ChatGPT’s limitations and possibilities
ChatGPT, the latest product from OpenAI, has recently taken over the AI industry. It has dominated the discourse in both AI engineering and the business world. What are the benefits of this new OpenAI model – and what are ChatGPT’s limitations? We asked Bartosz Baziński, the founder of SentiOne and a developer with expertise in language models.
Benefits of ChatGPT
The colossal amount of data behind the ChatGPT model is its primary advantage and the main reason behind its success. Thanks to a large amount of input data, ChatGPT creates complex sentences and can describe abstract concepts beautifully.
Additionally, the model has a rather neat approach to optimisation, with the language model training on massive amounts of data with lots of parameters (context for each word contains 2048 terms). Another essential component of the process is a separate model scoring its responses (with multiple reference points). It allows ChatGPT to generate truly impressive replies.
ChatGPT’s limitations — and their importance for business
ChatGPT’s limitations are common to any generic language model.
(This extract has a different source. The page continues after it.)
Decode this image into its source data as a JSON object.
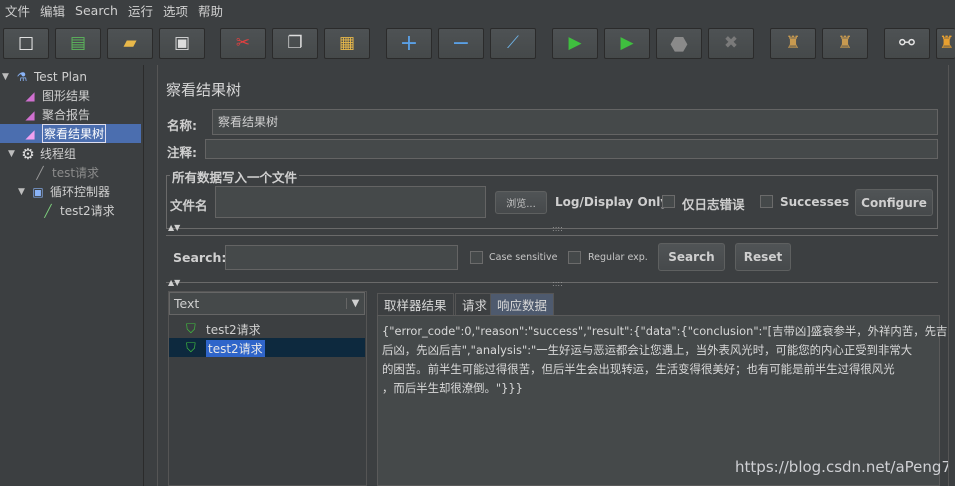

We call this type of chatbot a black box. They can generate beautiful answers but won’t truly understand the question. They have no grasp of reality and cannot put any information in context.
For example, after the World Cup semi-finals, internet users asked ChatGPT: `What will be the result of the Croatia-Argentina match?’. The bot answered: ‘I don’t know the outcome of the hypothetical match.’ Hardly a satisfying answer – it could at least try to joke about how the best always wins!
Another problem with ChatGPT is that it relies on raw, unverified data. As a result, it can mislead its users – providing detailed and engaging answers full of false information. As a result, while a conversation with this model might seem genuine, its replies can prove inaccurate, factually incorrect, or full of fake news once you decide to dig deeper.
Since bots don’t understand the meaning of their answers, they can readily deliver incorrect data. It means they can actively spread misinformation dressed in flawless syntax and grammar. And there have already been quite a few such cases. For example, Tay, a bot built by Microsoft on Twitter data, started spreading racist content very quickly.
A final drawback of ChatGPT is the cost of such technology. OpenAI doesn’t share how much time it took to train such a large model, nor how many hardware resources it required. Our experience shows that it would take numerous servers and a lot of computing power. Unfortunately, it is a significant barrier to commercial implementation. GPT-3, the previous model from OpenAI, was already referred to as ‘extremely expensive’. We can therefore assume ChatGPT to be even more costly.
Why would businesses need AI?
As a result, ChatGPT can be a cool novelty for individual users or a helpful tool for content creators and marketers, generating text in whatever style necessary (for instance, imitating a drunken English sailor). Unfortunately, as some of its responses would likely mislead or even misinform, it might be hard to imagine how such AI could benefit businesses.
Nowadays, conversational AIs like ChatGPT allow for customer service automation. The key to success is guiding the bot through a specific multistep process that would solve the customer’s problem. Such a procedure follows a strict definition by the company in question.
Banks, medical facilities, and insurers utilise this technology. These bots follow specific set patterns and provide only the requested information. They must understand questions with 100% certainty and always attribute queries to the correct intent or dialogue path.
Complete control over the process and the bot’s behaviour is crucial for successful commercial implementation. After all, as an extension of the brand image, a chatbot must be trustworthy and cannot create any risk for the company.
How to adjust AI bots to the business?
What ChatGPT lacks is domain knowledge. Bots can only benefit the business once they have learned datasets from a specific industry. That is, ultimately, what businesses need – AI bots based on expertise and precisely tailored training data.
Additionally, business implementation of the AI model needs to fully reflect the brand’s voice to be its trustworthy extension. Without such functionalities, ChatGPT can only be a technological novelty with no chance of large-scale commercialisation.
SentiOne works on a similar model based on domain data from our key industries – banking, insurance, and finance. We build our datasets by monitoring the internet – analysing millions of opinions and online conversations, which we then clean and annotate to make it an efficient training material for the bot.
Additionally, we provide our Natural Language Understanding engine with client-specific data: customer service call scenarios, helpdesk conversation recordings, etc. It allows us to get an even closer understanding of users’ intents. This approach helps us build and test bots faster (since they’ve fewer phrases to learn).
Looking at SentiOne’s resources – the datasets and the team – I am convinced there won’t be a better model for the Polish language than the one we created. That said, large-scale models (such as GPT) can improve the accuracy of intent recognition and push the entire industry forward.